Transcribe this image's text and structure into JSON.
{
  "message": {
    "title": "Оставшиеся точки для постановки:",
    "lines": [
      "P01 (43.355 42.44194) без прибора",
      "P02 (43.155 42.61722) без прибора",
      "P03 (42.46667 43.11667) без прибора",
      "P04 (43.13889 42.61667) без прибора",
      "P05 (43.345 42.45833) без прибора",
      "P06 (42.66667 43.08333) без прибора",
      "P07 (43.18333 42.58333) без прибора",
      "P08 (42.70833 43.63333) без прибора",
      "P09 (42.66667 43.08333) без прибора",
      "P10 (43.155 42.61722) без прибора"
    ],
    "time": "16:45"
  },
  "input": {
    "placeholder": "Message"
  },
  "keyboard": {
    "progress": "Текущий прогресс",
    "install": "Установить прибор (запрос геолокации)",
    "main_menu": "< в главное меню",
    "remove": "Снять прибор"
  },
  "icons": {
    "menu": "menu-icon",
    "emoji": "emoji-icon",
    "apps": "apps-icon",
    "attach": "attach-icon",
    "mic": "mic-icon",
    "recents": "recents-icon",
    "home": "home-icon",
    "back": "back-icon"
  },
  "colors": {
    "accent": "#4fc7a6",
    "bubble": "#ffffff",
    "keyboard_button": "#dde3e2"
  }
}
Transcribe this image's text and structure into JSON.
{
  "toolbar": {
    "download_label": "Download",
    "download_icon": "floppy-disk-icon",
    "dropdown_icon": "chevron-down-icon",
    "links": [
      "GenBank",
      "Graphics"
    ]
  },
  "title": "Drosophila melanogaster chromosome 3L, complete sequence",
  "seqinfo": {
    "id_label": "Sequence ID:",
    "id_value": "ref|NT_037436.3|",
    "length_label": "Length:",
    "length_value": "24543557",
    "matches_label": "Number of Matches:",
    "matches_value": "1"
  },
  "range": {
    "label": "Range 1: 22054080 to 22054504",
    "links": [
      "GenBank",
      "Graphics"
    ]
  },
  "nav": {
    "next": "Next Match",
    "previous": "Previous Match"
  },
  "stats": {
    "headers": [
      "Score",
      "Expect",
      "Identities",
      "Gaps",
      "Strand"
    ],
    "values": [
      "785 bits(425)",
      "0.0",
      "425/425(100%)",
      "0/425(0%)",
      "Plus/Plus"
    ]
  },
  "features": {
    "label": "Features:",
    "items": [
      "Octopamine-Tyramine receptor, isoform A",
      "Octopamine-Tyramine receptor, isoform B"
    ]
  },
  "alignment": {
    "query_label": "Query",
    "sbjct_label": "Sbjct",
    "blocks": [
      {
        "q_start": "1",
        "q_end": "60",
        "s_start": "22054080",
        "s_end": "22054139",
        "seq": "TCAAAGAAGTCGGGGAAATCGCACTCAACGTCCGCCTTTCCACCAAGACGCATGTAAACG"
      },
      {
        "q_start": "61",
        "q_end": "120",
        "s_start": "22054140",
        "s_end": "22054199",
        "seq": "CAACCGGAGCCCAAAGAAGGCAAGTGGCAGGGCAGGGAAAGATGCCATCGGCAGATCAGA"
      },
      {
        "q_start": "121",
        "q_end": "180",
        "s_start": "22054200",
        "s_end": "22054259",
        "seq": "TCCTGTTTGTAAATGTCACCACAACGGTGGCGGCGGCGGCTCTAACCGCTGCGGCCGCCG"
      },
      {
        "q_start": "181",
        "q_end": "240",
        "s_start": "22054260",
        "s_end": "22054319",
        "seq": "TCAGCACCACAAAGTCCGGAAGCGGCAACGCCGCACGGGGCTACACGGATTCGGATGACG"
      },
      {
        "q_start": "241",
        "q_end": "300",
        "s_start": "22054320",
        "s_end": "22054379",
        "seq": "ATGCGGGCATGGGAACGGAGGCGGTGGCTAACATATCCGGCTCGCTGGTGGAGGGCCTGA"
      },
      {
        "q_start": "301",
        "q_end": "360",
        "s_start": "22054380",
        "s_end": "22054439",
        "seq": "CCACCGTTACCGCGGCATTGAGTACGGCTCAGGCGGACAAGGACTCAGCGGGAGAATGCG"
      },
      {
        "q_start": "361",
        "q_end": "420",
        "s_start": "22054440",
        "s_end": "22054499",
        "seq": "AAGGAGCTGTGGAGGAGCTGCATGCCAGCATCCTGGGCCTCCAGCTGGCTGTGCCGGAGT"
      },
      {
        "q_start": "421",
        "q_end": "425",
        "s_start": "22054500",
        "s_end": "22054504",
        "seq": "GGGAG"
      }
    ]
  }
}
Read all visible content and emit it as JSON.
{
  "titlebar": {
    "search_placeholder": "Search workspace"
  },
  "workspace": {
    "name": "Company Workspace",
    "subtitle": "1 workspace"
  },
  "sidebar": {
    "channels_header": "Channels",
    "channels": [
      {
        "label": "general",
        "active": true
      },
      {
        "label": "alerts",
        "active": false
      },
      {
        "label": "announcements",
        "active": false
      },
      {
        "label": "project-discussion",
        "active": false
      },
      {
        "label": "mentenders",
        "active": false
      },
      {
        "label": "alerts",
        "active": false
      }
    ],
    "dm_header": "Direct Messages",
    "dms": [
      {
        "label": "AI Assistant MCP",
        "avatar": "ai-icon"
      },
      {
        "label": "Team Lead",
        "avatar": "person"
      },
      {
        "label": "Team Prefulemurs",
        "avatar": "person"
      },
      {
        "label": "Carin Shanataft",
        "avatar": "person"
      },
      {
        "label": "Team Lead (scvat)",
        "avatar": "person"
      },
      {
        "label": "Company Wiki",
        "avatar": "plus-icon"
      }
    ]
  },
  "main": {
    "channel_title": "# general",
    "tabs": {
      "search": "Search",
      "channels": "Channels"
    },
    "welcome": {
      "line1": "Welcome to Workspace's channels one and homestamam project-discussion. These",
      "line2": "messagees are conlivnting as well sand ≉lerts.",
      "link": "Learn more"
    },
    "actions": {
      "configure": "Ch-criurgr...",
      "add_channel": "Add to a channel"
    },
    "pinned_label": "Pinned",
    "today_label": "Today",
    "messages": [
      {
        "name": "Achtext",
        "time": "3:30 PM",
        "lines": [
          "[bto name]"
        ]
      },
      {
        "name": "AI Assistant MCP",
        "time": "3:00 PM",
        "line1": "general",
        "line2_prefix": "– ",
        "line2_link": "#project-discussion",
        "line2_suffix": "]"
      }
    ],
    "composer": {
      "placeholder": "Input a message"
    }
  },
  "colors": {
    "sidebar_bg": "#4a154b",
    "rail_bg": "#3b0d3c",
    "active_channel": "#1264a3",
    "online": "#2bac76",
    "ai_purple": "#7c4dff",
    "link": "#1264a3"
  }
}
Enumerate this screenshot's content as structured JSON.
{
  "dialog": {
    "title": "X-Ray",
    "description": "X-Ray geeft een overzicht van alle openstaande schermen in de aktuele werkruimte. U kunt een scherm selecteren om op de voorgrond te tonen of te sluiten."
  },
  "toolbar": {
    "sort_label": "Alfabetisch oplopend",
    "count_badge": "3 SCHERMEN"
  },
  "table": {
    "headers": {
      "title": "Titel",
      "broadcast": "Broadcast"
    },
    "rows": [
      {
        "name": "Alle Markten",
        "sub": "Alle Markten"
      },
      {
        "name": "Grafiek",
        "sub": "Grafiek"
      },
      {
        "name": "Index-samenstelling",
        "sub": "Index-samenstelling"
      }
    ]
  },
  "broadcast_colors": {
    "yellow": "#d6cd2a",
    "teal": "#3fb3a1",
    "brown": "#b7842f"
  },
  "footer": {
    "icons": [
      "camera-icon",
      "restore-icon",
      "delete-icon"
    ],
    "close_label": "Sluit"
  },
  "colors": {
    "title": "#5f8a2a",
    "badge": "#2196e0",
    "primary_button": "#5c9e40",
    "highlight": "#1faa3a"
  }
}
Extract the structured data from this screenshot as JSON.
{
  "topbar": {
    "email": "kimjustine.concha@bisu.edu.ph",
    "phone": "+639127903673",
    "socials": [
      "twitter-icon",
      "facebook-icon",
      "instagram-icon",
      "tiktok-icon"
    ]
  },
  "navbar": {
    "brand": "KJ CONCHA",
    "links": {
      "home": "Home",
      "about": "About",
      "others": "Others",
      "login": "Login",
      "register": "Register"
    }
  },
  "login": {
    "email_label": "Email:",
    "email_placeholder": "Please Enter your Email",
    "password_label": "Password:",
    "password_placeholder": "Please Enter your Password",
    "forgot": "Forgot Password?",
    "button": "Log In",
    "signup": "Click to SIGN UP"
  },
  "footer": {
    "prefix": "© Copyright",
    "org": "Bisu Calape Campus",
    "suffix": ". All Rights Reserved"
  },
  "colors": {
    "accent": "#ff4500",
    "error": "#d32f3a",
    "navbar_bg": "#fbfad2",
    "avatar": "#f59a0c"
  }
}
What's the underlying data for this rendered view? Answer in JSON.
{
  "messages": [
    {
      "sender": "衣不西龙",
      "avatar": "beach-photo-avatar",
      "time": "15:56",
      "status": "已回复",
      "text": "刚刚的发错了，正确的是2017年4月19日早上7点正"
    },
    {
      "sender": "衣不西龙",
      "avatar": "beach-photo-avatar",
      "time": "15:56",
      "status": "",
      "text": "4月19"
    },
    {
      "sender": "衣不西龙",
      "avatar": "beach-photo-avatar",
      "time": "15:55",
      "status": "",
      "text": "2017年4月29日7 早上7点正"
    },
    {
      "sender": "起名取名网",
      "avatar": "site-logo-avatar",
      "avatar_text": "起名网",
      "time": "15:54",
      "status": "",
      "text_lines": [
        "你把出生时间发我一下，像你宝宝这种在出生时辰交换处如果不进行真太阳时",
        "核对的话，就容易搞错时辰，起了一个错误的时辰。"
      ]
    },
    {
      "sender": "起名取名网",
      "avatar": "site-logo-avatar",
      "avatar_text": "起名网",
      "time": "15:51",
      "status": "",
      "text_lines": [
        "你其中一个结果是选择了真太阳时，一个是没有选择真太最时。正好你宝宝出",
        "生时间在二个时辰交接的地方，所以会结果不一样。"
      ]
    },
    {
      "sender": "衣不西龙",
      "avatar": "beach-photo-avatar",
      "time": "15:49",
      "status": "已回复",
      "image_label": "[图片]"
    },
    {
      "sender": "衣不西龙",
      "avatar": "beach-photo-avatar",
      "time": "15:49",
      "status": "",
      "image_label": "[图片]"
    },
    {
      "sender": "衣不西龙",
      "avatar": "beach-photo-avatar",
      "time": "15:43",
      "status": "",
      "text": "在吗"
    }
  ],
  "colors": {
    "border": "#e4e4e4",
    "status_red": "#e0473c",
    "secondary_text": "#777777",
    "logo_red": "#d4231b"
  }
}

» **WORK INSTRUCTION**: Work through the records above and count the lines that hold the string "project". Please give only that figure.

» **ANSWER FOR THIS EXERCISE**: 3